▸ Problem to solve: When the word "description" shows up in a line of the data below, copy that whole line.

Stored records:
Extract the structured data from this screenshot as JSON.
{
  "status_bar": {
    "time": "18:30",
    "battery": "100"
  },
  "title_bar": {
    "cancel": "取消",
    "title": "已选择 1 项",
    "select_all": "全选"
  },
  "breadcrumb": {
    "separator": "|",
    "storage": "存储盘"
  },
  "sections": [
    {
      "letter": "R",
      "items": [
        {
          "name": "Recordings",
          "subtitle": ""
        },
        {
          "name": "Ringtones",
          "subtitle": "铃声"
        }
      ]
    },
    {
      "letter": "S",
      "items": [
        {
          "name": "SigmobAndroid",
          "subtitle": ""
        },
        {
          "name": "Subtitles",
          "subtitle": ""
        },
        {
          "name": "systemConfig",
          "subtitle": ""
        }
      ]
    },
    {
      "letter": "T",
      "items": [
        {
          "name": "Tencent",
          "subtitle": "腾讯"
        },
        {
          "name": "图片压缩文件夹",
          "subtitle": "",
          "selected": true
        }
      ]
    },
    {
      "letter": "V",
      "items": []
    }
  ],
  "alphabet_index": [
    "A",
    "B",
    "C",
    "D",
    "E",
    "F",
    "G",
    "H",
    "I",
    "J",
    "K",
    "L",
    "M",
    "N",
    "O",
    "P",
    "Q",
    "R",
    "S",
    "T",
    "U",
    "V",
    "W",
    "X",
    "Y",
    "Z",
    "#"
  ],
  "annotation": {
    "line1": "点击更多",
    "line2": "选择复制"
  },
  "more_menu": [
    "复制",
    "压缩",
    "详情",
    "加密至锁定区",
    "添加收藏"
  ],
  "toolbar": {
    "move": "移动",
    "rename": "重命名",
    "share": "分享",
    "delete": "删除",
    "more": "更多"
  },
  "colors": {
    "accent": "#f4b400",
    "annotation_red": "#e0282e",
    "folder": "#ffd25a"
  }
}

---

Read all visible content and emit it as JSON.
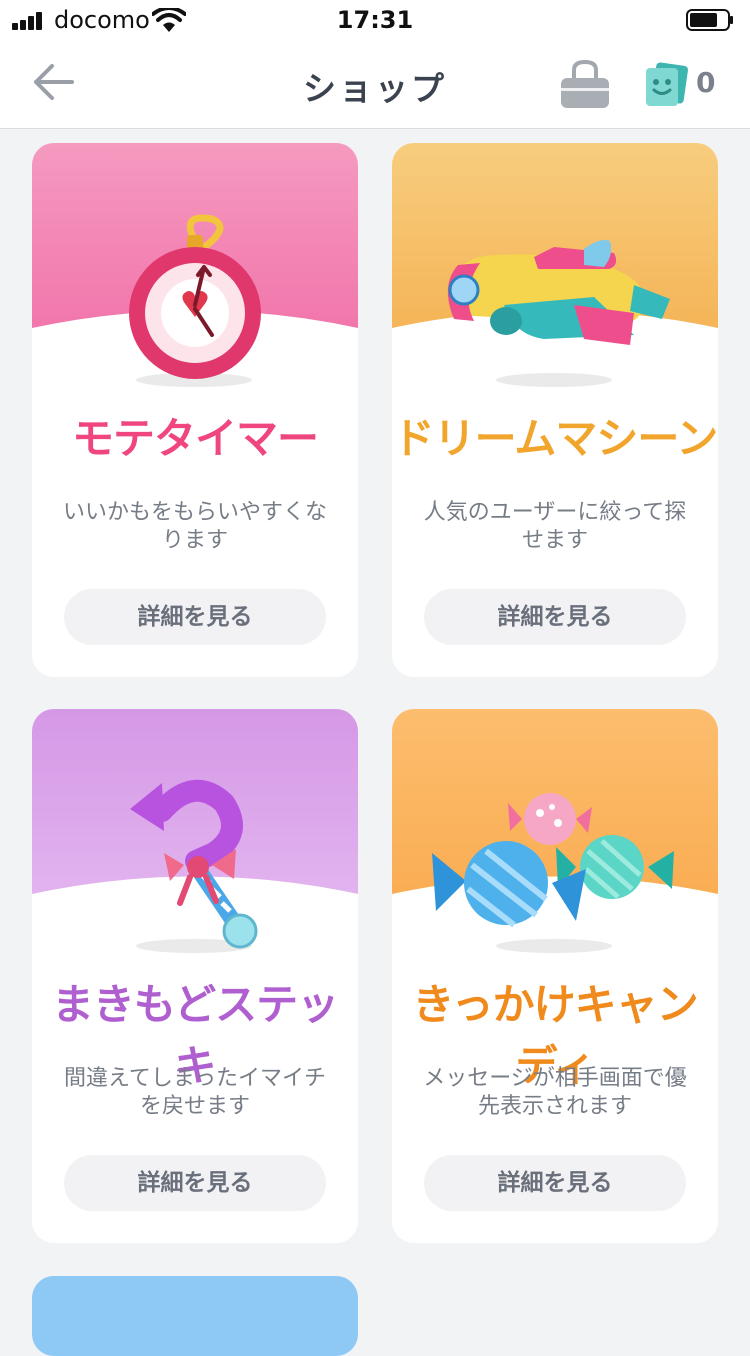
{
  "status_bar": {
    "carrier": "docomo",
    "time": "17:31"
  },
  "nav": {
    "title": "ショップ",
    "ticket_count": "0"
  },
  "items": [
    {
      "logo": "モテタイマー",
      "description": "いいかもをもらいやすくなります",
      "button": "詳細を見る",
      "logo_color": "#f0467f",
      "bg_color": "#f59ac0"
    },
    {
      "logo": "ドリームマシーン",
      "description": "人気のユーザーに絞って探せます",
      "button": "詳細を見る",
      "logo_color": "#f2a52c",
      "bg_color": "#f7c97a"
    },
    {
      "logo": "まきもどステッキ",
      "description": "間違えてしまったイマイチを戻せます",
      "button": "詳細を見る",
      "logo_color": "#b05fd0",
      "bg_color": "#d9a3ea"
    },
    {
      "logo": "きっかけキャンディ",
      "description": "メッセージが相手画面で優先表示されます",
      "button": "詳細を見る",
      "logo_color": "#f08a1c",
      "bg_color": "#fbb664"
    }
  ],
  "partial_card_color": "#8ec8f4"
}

▸ Reply:
      "description": "いいかもをもらいやすくなります",
      "description": "人気のユーザーに絞って探せます",
      "description": "間違えてしまったイマイチを戻せます",
      "description": "メッセージが相手画面で優先表示されます",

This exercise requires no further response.